  • Clean condenser coils. The condenser coils release the heat from the refrigeration unit. Built-up dirt and debris reduce airflow and efficiency. Have the coils cleaned once a year or every 20,000 miles.
  • Change air filters. Clogged air filters reduce airflow to the refrigeration unit and engine. Replace every 3-6 months or as recommended in your owner’s manual.
  • Lubricate hinges and locks. Apply a spray-on lubricant to door hinges, locks, and any other moving parts to prevent sticking and ensure smooth operation.

Additional tips

  • Run the refrigeration unit for a few minutes before loading cargo to pre-cool the space. This will help it maintain the proper temperature once loaded.
  • Minimize the number of times doors are opened when possible. Opening doors releases cold air and allows warm air in, which the unit then has to re-cool.
  • Defrost the refrigeration unit regularly if operating in very humid conditions. Excess moisture buildup reduces efficiency.
  • Consider installing additional insulation or using insulated blankets to improve temperature retention.
  • Choose a reputable dealer or repair shop with experience servicing refrigerated vehicles. They will have the proper training, tools, and parts for your specific truck or van.

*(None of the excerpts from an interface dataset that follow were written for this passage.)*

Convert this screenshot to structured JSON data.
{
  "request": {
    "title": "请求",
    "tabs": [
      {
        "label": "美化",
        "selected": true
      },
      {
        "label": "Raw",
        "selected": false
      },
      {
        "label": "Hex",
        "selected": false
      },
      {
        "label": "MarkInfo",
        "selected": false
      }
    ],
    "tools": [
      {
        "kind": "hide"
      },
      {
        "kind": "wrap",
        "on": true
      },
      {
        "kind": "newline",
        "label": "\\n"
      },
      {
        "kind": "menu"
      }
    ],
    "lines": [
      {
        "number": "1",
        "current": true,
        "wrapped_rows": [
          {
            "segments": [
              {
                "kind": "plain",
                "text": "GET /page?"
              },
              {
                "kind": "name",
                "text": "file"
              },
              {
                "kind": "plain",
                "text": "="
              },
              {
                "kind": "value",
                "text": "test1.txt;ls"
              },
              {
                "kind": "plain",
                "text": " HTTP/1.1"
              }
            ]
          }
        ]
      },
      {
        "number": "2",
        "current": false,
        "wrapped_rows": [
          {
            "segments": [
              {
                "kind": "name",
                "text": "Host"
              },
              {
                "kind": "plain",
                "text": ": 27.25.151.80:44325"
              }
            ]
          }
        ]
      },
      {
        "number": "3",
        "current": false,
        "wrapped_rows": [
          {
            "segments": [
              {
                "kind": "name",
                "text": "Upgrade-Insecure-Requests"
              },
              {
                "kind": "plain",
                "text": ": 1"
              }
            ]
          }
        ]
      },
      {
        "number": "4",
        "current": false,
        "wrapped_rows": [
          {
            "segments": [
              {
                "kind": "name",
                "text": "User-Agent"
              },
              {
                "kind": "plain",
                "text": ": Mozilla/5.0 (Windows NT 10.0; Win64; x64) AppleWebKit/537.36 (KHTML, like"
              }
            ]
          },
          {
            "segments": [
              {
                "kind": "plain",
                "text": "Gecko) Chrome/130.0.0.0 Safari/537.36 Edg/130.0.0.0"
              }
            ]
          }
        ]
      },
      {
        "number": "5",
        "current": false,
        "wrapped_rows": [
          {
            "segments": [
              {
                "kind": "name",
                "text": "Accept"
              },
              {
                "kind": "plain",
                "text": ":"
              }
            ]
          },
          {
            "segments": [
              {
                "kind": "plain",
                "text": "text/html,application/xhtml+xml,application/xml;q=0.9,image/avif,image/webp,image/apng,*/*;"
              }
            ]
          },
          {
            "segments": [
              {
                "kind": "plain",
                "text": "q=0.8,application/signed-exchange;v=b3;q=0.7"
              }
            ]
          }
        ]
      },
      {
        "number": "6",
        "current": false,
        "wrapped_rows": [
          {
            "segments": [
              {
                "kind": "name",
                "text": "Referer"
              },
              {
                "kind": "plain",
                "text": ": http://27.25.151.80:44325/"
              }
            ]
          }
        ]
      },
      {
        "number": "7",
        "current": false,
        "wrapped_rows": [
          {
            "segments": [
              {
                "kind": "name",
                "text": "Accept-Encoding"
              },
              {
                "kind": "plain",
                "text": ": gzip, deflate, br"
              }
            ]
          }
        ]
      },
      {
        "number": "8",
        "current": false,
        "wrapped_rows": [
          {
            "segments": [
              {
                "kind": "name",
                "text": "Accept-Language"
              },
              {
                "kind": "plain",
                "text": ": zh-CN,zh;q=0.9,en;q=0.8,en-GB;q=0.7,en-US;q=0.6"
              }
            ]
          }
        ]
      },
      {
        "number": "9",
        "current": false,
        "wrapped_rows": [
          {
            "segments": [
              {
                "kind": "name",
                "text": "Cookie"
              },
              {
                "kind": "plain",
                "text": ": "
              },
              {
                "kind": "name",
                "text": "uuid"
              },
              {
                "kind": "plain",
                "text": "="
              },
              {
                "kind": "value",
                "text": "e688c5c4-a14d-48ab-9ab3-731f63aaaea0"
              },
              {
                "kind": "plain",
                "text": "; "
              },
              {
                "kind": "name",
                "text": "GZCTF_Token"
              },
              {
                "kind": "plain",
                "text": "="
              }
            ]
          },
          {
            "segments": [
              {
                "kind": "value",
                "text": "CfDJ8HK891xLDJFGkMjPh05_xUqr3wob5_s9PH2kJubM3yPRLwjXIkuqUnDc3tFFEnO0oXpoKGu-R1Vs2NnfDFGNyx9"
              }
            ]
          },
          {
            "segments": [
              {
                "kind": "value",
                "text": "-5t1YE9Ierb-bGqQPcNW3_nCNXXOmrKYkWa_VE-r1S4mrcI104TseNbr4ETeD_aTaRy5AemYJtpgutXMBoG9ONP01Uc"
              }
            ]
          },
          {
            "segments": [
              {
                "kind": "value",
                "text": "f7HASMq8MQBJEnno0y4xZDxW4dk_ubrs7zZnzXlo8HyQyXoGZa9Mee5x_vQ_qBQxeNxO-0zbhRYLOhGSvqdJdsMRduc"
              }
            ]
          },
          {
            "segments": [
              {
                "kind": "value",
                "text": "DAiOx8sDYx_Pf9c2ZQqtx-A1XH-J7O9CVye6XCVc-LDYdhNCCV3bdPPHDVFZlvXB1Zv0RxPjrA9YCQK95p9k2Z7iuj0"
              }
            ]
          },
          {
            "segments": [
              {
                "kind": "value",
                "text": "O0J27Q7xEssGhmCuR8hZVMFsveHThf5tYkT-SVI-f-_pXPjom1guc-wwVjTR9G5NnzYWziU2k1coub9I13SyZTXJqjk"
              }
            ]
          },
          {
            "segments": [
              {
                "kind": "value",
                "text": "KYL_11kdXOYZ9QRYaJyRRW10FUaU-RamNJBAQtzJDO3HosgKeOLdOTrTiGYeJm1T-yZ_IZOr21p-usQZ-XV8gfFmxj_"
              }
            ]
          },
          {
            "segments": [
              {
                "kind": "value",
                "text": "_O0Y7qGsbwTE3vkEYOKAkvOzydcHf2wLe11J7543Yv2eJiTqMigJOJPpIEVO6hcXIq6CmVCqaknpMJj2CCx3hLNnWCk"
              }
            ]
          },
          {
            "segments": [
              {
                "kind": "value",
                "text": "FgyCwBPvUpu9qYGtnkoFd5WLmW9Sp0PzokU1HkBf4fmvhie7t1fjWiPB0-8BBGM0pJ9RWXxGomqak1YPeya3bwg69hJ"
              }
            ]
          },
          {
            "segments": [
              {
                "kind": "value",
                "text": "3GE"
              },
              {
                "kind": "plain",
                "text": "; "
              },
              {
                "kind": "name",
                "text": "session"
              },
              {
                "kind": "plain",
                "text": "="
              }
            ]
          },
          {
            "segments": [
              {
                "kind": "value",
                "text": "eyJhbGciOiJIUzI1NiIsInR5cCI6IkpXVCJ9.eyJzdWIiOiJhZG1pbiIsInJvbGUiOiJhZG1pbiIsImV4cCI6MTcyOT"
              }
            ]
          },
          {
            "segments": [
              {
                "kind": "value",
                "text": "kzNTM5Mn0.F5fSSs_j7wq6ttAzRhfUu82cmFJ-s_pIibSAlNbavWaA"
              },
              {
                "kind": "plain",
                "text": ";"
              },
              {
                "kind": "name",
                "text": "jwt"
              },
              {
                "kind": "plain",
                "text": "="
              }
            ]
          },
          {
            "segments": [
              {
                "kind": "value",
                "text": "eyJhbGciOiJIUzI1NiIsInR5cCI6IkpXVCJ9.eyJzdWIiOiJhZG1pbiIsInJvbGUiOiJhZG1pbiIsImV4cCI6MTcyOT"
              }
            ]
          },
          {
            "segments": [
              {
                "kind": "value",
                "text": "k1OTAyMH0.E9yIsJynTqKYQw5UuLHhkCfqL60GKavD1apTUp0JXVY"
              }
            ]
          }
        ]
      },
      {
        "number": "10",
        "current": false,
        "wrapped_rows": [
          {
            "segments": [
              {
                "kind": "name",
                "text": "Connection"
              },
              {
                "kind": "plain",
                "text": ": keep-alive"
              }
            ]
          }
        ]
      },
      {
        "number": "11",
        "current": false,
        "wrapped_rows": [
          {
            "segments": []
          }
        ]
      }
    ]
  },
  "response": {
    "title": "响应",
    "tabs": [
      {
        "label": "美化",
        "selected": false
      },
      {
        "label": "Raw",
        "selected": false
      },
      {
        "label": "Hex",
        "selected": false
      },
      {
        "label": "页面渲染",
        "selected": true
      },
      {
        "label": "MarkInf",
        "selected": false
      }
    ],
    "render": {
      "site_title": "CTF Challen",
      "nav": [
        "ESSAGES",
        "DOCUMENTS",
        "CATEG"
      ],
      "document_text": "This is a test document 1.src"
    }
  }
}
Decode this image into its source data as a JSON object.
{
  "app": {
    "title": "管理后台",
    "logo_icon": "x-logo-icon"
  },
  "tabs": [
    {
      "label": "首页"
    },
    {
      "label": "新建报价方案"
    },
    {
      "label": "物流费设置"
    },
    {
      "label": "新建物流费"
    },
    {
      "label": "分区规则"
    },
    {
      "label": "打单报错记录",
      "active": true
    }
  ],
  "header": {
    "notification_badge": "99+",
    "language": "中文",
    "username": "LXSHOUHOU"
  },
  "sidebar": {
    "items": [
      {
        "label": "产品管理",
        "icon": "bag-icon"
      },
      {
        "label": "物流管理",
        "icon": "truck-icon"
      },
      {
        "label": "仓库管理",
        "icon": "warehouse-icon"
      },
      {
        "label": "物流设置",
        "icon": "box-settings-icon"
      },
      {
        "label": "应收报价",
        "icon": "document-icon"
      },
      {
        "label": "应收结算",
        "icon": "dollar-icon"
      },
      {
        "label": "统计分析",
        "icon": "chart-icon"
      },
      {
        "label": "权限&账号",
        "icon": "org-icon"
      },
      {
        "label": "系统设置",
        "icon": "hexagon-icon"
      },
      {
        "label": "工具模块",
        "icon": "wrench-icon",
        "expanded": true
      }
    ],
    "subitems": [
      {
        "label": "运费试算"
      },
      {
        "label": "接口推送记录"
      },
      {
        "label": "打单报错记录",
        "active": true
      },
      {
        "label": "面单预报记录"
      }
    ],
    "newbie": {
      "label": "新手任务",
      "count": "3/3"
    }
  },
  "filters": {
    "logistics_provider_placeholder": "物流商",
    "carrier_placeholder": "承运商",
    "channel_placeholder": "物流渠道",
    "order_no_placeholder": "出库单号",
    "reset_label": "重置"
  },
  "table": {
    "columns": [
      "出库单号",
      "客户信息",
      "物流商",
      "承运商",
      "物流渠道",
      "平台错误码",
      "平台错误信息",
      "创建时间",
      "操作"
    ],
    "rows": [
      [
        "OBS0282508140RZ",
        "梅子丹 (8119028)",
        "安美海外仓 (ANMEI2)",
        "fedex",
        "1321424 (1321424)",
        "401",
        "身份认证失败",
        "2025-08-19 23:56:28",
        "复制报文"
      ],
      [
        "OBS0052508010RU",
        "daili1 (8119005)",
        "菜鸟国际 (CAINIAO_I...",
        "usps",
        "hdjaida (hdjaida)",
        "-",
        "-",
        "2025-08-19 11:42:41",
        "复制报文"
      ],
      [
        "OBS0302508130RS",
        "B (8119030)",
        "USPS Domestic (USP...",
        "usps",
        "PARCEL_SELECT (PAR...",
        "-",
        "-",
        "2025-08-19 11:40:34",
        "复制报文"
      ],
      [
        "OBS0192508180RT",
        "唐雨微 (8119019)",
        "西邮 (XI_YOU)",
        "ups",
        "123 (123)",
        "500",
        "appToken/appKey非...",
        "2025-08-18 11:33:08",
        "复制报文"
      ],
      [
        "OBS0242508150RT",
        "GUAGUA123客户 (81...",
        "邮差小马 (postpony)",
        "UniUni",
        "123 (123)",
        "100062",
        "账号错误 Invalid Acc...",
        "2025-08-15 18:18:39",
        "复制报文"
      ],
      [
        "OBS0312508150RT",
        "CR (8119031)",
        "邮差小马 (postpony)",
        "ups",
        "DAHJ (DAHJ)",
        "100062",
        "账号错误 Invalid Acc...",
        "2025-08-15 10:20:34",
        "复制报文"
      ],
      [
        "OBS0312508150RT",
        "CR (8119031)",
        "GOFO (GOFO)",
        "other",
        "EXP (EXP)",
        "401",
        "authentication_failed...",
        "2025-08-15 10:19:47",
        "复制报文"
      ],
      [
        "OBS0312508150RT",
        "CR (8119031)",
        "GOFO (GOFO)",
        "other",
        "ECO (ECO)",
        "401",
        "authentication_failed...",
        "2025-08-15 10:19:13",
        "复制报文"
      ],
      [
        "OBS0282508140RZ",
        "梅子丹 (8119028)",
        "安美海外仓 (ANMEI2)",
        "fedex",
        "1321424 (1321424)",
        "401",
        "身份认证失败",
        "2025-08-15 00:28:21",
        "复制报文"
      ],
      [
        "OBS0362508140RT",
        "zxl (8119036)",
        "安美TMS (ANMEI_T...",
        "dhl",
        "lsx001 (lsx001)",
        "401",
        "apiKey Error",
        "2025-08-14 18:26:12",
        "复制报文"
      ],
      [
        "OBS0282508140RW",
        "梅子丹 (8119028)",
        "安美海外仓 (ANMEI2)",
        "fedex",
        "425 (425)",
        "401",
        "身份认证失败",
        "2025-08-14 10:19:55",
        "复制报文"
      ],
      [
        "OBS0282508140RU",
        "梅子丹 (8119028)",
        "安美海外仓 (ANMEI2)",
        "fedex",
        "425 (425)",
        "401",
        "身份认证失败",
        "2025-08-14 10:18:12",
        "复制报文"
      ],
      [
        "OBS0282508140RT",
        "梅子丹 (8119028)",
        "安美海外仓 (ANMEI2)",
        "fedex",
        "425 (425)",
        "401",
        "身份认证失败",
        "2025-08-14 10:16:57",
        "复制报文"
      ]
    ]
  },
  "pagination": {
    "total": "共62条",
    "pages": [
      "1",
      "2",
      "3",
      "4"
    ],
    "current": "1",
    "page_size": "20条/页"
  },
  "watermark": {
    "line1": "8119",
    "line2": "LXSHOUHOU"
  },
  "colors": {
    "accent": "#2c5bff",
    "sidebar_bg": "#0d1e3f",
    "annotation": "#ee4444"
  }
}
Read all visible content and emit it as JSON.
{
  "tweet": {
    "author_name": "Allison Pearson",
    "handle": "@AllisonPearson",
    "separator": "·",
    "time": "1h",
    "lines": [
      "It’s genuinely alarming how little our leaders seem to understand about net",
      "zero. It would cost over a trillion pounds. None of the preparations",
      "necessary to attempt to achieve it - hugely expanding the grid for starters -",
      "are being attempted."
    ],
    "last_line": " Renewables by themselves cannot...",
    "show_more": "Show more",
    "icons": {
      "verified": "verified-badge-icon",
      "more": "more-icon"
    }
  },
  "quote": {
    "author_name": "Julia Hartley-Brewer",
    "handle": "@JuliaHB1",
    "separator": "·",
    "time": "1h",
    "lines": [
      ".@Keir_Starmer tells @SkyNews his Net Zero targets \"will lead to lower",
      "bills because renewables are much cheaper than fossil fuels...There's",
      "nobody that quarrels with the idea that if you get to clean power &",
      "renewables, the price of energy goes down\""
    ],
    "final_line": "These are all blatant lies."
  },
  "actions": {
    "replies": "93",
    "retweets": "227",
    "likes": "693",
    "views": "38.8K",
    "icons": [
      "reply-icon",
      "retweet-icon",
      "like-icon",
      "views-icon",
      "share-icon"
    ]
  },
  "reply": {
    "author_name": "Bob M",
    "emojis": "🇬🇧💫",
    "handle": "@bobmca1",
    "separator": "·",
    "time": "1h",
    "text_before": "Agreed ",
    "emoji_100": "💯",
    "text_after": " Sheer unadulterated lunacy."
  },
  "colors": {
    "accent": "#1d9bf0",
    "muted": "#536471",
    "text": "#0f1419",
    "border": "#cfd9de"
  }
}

Following a consistent maintenance schedule and these helpful tips will keep your refrigerated truck or van running in tip-top shape for years to come. Be sure to also follow the recommended maintenance from your vehicle’s manufacturer for maximum performance and uptime.


Now that you know the basics about refrigerated trucks and chiller vans, you’re prepared to transport temperature-controlled goods efficiently. These vehicles allow businesses to safely move perishable products over long distances while maintaining ideal temperature conditions. Though the initial investment in refrigerated transport can be significant, the ability to tap into new markets and reduce waste ultimately pays off. If you’re moving into a new sector like food production or pharmaceuticals, refrigerated trucks are a must. And for established companies, expanding your fleet enables growth into new regions and product lines. The cold chain is the backbone of many industries, so keep your cool – literally and figuratively! With refrigerated trucks, the opportunities are endless.